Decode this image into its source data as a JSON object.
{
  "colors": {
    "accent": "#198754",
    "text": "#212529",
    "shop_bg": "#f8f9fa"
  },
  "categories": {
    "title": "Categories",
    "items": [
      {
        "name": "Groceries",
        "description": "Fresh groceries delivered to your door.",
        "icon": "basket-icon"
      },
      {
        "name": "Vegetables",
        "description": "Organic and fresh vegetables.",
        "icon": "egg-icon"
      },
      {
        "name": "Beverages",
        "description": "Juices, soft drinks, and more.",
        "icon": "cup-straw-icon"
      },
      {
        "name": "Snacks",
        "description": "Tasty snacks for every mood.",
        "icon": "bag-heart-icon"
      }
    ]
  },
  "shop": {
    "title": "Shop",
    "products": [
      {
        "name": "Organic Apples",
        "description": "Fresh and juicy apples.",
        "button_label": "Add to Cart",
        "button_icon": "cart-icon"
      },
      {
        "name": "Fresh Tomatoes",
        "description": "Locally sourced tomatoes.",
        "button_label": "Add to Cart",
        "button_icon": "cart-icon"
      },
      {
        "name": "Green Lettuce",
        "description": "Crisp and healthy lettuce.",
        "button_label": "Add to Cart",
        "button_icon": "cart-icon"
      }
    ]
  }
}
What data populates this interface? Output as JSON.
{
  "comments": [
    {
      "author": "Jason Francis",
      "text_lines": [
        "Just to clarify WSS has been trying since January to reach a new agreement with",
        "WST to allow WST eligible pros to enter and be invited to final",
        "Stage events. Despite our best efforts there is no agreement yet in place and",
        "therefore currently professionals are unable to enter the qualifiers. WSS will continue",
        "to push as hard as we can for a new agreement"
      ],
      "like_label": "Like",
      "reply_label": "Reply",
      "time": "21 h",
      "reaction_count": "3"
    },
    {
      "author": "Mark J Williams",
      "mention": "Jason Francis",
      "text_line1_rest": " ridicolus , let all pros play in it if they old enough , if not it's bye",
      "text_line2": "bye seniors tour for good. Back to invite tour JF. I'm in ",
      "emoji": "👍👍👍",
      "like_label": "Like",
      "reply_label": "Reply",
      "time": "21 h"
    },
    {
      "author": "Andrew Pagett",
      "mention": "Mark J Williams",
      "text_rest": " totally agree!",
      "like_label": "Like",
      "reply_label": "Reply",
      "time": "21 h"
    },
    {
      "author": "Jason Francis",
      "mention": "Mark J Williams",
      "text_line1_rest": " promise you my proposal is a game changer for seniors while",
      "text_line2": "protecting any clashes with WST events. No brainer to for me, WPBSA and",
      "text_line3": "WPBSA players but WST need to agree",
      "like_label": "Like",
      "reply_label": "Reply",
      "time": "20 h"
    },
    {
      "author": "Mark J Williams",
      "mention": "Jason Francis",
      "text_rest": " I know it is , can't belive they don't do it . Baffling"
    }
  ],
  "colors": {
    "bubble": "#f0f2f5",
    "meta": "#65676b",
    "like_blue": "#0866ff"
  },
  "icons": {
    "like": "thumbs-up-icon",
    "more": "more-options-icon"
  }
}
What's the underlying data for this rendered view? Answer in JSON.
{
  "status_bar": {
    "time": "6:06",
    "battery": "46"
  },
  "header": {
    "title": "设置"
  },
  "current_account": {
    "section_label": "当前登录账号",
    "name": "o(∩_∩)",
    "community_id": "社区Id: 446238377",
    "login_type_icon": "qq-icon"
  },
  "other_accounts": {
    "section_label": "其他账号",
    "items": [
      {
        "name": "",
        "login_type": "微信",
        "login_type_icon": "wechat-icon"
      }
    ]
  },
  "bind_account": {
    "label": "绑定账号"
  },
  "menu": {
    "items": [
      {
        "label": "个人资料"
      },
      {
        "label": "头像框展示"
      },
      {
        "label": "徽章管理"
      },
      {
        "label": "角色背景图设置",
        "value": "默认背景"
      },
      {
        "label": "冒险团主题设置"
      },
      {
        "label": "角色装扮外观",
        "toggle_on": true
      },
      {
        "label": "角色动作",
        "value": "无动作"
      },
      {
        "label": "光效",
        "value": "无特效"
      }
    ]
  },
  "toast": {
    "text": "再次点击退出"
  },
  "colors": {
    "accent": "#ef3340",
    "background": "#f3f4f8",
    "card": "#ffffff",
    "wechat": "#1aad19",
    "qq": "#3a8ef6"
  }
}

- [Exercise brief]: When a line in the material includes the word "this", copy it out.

- [Written response]:
Decode this image into its source data as a JSON object.
What data populates this interface? Output as JSON.
What's the underlying data for this rendered view? Answer in JSON.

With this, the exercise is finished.